→ ACTIVITY
I'd like every line from the material below that has "Market" in it.

━━ LISTED ENTRIES

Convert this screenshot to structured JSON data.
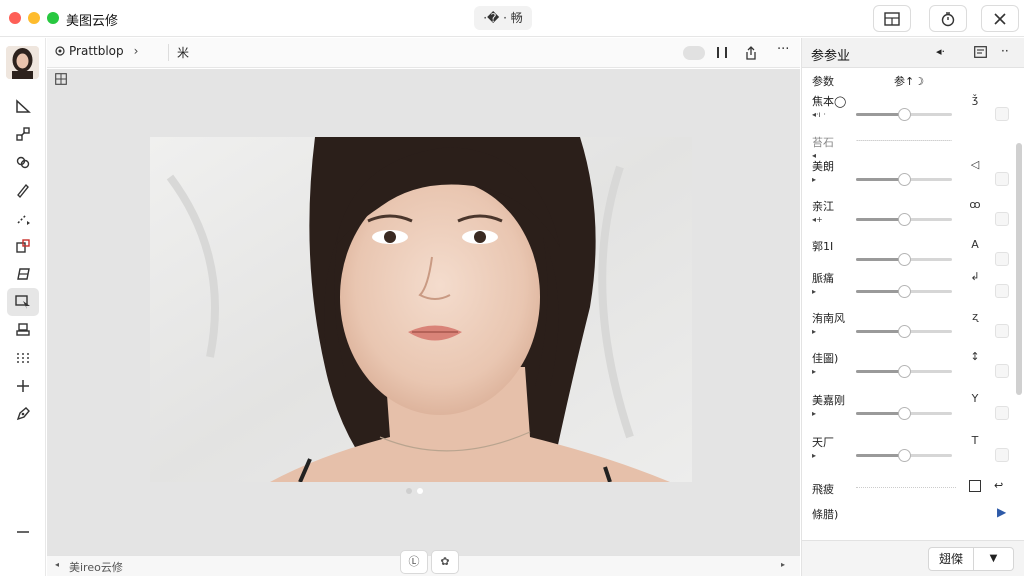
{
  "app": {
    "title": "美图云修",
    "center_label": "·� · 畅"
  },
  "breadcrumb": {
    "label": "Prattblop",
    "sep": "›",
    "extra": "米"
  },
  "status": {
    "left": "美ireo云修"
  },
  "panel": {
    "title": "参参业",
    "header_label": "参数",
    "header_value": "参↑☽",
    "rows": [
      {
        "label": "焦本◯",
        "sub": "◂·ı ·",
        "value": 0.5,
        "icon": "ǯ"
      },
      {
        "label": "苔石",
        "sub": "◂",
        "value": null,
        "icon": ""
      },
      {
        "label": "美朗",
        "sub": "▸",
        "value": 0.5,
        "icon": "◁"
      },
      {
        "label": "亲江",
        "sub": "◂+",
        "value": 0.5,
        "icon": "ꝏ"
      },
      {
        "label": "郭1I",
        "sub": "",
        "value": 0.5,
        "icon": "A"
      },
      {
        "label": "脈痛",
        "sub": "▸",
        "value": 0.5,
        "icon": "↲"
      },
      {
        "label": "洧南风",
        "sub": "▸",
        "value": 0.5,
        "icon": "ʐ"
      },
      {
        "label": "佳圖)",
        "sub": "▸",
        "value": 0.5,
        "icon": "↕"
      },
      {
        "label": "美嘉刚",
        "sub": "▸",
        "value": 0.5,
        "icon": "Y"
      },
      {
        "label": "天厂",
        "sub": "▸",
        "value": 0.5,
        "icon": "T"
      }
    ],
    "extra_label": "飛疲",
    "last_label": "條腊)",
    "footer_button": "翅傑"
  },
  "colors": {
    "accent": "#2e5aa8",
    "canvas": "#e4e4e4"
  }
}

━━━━
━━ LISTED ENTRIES

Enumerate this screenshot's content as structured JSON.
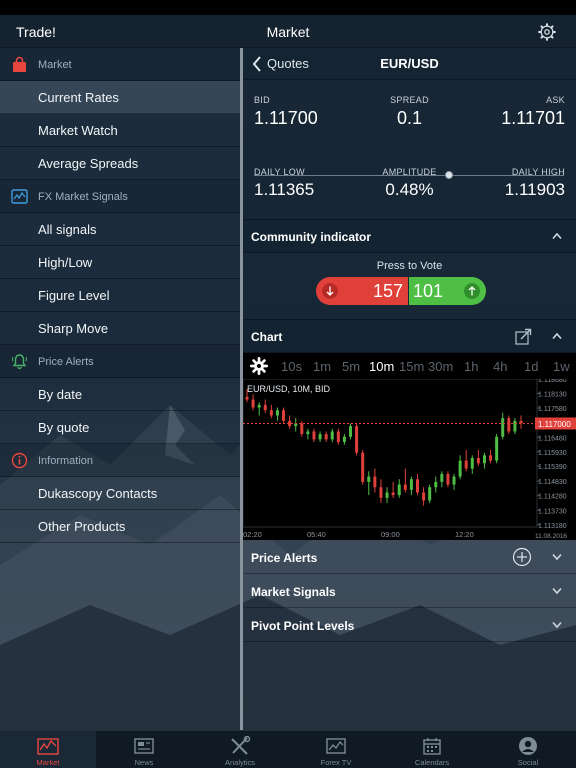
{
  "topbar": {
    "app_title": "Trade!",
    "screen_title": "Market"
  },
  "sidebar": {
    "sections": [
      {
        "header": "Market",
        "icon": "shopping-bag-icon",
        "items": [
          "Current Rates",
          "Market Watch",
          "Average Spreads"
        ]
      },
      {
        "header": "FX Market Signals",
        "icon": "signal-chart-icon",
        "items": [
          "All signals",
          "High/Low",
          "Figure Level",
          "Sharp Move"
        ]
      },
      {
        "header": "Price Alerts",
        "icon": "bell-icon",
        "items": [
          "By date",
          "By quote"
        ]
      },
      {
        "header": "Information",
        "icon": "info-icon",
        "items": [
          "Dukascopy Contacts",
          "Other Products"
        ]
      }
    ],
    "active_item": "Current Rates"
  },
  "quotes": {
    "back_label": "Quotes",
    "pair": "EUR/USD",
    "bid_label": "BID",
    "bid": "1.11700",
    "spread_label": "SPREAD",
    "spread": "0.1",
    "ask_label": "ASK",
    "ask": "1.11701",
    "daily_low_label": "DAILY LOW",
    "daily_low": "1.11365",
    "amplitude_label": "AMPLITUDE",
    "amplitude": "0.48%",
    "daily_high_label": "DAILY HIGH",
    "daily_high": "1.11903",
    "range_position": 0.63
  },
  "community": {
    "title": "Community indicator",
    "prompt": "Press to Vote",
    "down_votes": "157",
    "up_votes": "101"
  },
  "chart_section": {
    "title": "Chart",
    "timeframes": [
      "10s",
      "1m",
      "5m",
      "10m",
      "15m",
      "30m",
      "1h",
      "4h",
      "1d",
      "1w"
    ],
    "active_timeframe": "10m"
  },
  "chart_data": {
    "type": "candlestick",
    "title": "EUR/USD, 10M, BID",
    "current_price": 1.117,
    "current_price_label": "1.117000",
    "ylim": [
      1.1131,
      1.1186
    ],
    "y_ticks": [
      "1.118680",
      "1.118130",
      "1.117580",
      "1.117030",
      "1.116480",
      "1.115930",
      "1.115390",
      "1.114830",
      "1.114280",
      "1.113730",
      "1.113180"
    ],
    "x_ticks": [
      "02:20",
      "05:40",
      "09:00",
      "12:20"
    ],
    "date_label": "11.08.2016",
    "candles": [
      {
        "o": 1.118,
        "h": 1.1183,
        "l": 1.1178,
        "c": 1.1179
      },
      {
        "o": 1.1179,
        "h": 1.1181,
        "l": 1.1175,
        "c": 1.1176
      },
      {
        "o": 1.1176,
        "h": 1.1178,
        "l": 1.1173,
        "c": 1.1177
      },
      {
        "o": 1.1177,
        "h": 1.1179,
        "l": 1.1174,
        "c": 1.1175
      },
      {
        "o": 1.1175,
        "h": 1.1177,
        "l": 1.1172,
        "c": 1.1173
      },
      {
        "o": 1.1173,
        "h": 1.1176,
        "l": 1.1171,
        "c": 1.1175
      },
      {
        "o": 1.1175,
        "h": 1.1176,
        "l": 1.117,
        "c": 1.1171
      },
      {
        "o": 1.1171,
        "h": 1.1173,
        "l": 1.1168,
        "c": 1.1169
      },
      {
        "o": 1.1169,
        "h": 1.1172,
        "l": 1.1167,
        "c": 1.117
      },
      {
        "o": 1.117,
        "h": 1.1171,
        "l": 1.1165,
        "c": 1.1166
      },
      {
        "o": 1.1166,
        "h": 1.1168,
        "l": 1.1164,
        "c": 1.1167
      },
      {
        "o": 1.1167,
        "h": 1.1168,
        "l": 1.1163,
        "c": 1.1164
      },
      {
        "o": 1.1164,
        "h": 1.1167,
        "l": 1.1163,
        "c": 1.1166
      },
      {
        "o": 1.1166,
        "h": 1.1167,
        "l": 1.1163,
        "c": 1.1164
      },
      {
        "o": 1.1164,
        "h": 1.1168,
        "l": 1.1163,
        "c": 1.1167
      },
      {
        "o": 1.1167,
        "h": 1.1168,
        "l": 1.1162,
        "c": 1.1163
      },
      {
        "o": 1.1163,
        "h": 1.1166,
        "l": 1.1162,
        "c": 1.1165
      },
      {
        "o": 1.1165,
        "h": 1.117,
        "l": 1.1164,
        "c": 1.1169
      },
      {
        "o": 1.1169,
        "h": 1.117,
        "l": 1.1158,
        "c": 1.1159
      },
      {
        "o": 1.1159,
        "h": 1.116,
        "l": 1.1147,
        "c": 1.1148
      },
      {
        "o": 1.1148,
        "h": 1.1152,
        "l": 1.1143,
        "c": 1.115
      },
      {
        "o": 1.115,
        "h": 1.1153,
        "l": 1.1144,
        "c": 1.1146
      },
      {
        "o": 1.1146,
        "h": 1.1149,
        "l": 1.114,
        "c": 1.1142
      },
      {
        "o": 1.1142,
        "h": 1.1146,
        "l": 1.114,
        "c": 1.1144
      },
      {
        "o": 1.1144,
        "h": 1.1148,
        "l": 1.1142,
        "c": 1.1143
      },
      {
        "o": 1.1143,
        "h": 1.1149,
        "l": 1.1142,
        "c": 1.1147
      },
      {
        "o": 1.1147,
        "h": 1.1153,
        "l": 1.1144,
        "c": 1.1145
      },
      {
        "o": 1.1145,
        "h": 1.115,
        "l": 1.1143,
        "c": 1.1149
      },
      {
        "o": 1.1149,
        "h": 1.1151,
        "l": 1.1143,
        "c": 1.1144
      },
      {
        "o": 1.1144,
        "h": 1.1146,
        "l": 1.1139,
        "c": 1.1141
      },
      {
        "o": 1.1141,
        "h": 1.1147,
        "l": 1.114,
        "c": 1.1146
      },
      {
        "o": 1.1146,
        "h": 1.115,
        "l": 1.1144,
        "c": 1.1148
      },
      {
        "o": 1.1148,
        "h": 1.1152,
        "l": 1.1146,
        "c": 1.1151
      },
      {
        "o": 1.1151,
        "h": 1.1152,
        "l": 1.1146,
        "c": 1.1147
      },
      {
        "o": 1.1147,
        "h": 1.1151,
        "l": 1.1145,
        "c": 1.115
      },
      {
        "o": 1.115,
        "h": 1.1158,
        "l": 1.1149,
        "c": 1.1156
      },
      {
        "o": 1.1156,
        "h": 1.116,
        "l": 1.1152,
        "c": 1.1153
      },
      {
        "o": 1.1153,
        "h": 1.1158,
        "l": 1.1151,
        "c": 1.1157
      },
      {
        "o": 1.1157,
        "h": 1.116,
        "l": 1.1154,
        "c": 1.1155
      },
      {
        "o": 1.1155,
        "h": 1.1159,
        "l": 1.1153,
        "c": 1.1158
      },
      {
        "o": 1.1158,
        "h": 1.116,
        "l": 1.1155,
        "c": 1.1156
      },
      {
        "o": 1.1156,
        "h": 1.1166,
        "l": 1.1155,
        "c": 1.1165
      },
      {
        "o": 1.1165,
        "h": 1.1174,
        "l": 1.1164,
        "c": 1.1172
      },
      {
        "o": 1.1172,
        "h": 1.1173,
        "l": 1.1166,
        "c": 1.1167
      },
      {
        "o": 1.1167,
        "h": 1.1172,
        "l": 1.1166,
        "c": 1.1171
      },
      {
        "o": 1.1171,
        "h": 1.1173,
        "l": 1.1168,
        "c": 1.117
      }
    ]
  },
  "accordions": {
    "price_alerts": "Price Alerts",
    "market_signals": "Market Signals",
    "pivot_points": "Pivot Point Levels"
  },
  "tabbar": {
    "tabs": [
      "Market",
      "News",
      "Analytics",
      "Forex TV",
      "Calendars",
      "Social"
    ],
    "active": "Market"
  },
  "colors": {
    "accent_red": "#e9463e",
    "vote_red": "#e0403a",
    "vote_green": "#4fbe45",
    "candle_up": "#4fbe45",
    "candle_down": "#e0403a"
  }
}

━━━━

→ ANSWER SECTION
    "screen_title": "Market"
        "header": "Market",
          "Market Watch",
        "header": "FX Market Signals",
    "market_signals": "Market Signals",
      "Market",
    "active": "Market"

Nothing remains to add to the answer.